But the scripture has imprisoned all things under the power of sin, so that what was promised through faith in Jesus Christ might be given to those who believe. Now before faith came, we were imprisoned and guarded under the law until faith would be revealed. Therefore the law was our disciplinarian until Christ came, so that we might be justified by faith.
But now that faith has come, we are no longer subject to a disciplinarian, for in Christ Jesus you are all children of God through faith. As many of you as were baptized into Christ have clothed yourselves with Christ. There is no longer Jew or Greek, there is no longer slave or free, there is no longer male and female; for all of you are one in Christ Jesus. And if you belong to Christ, then you are Abraham’s offspring, heirs according to the promise.
New Revised Standard Version, copyright 1989, by the National Council of the Churches of Christ in the United States of America. Used by permission. All rights reserved. USCCB approved.
The language in this reading is beautiful but easy for me to get lost in. But what strikes me upon this reading is the idea of community. We are all of one ‘body,’ yes, but moreso we have a responsibility to be for and with one another. I think St. Paul’s invites us to see how radically our idea of God has changed with a relationship to Jesus. Jesus Christ came to show us how to be with each other. Our disciplinarian image of God has faded away and we now must hold each other accountable to Gospel values.
Our community is one of the places we can see God most clearly when we are open to it but can often be a fractious place, too. We belong to God and to one another. Where does your community need you to lovingly speak truth to or for it today?
—Emily Schumacher-Novak lives in Milwaukee, WI, and works in Jesuit Higher Education and Ignatian Spirituality.
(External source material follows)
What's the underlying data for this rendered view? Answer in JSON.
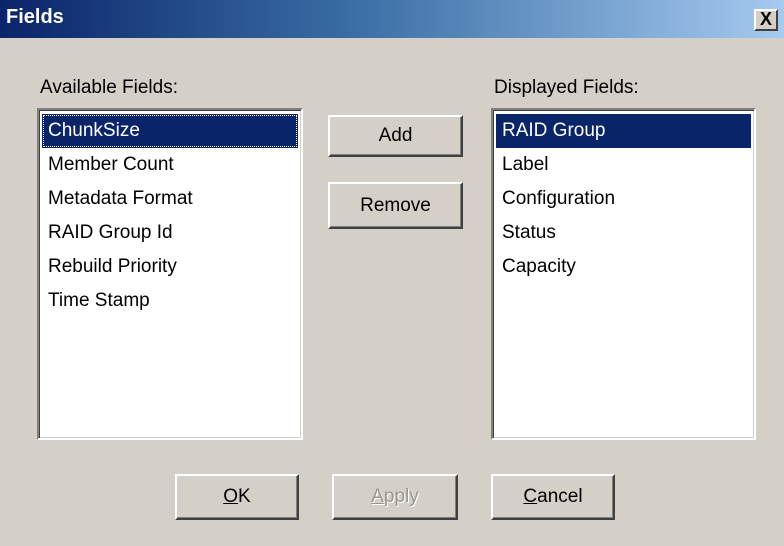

O Jesus, hear me. In your wounds hide me.
Let me never be separated from you.
—lines from the Anima Christi prayer